▶ _WHAT THE EXERCISE ASKS_
In the material below, find each line that contains the word "bubble" and copy it.

::: SOURCE RECORDS :::

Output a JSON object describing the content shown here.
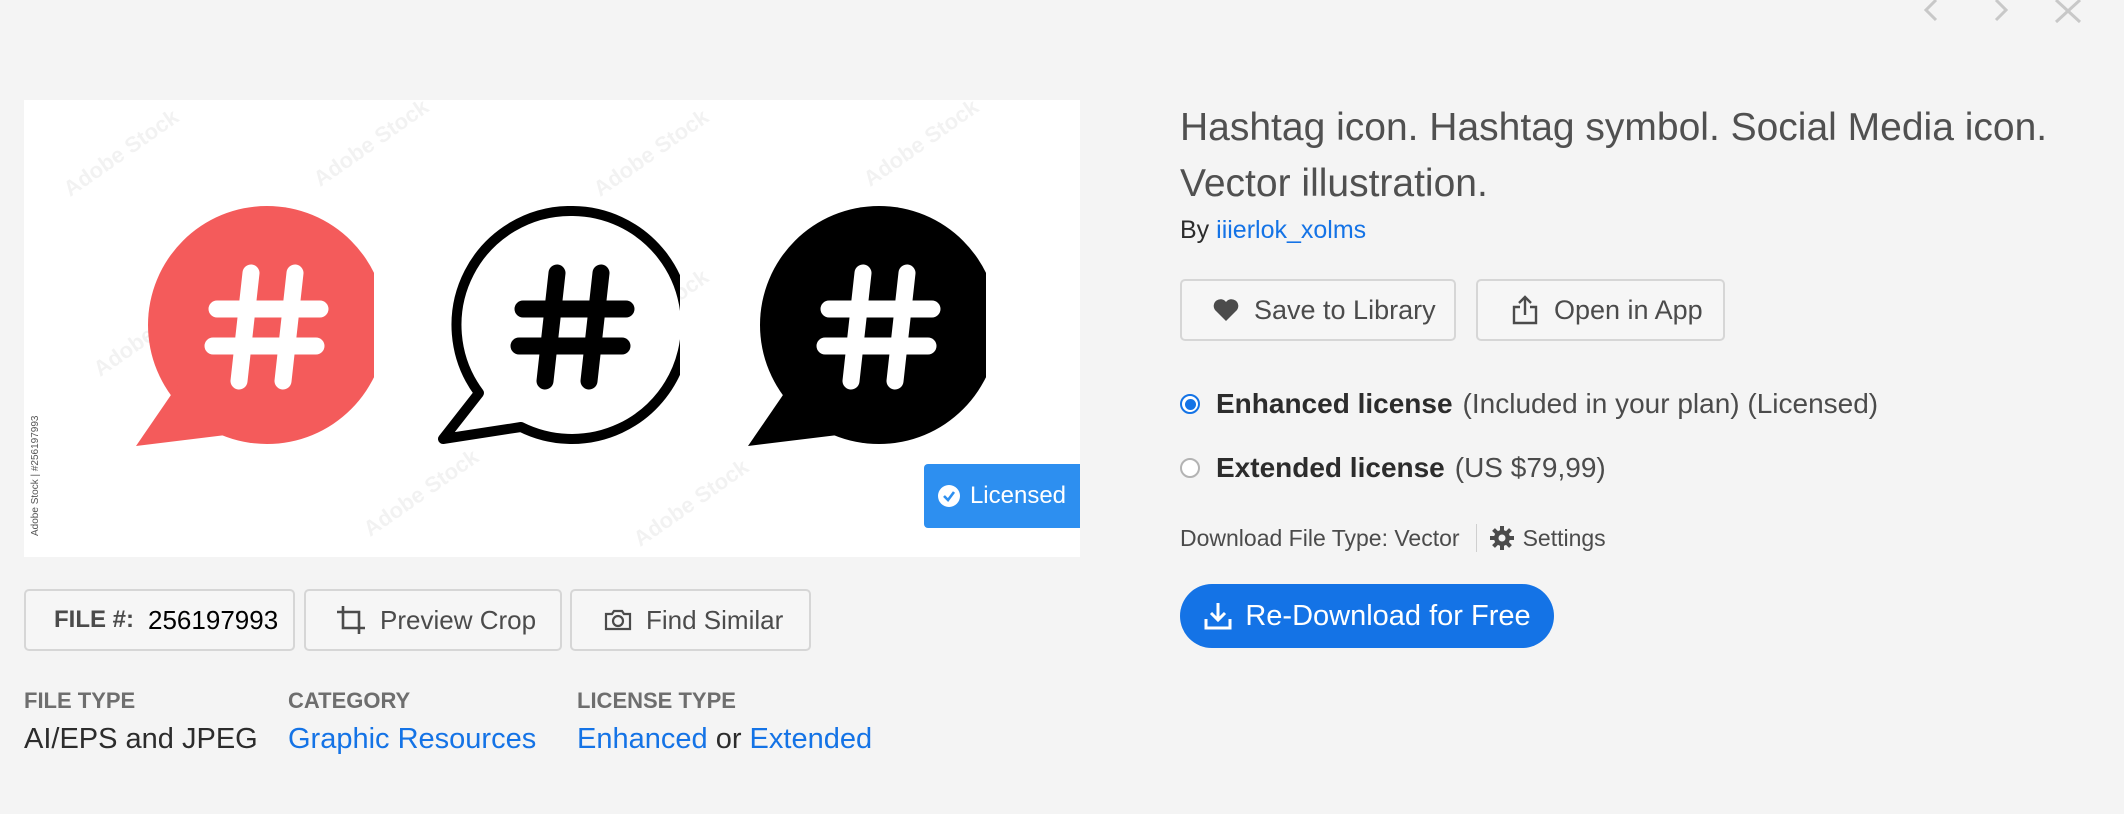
{
  "nav": {
    "prev_icon": "chevron-left-icon",
    "next_icon": "chevron-right-icon",
    "close_icon": "close-icon"
  },
  "preview": {
    "watermark": "Adobe Stock",
    "side_credit": "Adobe Stock | #256197993",
    "badge_label": "Licensed",
    "icons": [
      "hashtag-bubble-red-icon",
      "hashtag-bubble-outline-icon",
      "hashtag-bubble-black-icon"
    ],
    "colors": {
      "red": "#f45b5b",
      "black": "#000000",
      "badge": "#2d8ff0"
    }
  },
  "actions": {
    "file_label": "FILE #:",
    "file_number": "256197993",
    "preview_crop": "Preview Crop",
    "find_similar": "Find Similar"
  },
  "meta": {
    "file_type_label": "FILE TYPE",
    "file_type_value": "AI/EPS and JPEG",
    "category_label": "CATEGORY",
    "category_value": "Graphic Resources",
    "license_label": "LICENSE TYPE",
    "license_enhanced": "Enhanced",
    "license_or": "or",
    "license_extended": "Extended"
  },
  "asset": {
    "title": "Hashtag icon. Hashtag symbol. Social Media icon. Vector illustration.",
    "by": "By",
    "author": "iiierlok_xolms",
    "save_label": "Save to Library",
    "open_label": "Open in App"
  },
  "licenses": [
    {
      "name": "Enhanced license",
      "detail": "(Included in your plan) (Licensed)",
      "selected": true
    },
    {
      "name": "Extended license",
      "detail": "(US $79,99)",
      "selected": false
    }
  ],
  "download": {
    "file_type": "Download File Type: Vector",
    "settings": "Settings",
    "cta": "Re-Download for Free",
    "accent": "#1473e6"
  }
}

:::

▶ _ANSWER FOR THIS EXERCISE_
      "hashtag-bubble-red-icon",
      "hashtag-bubble-outline-icon",
      "hashtag-bubble-black-icon"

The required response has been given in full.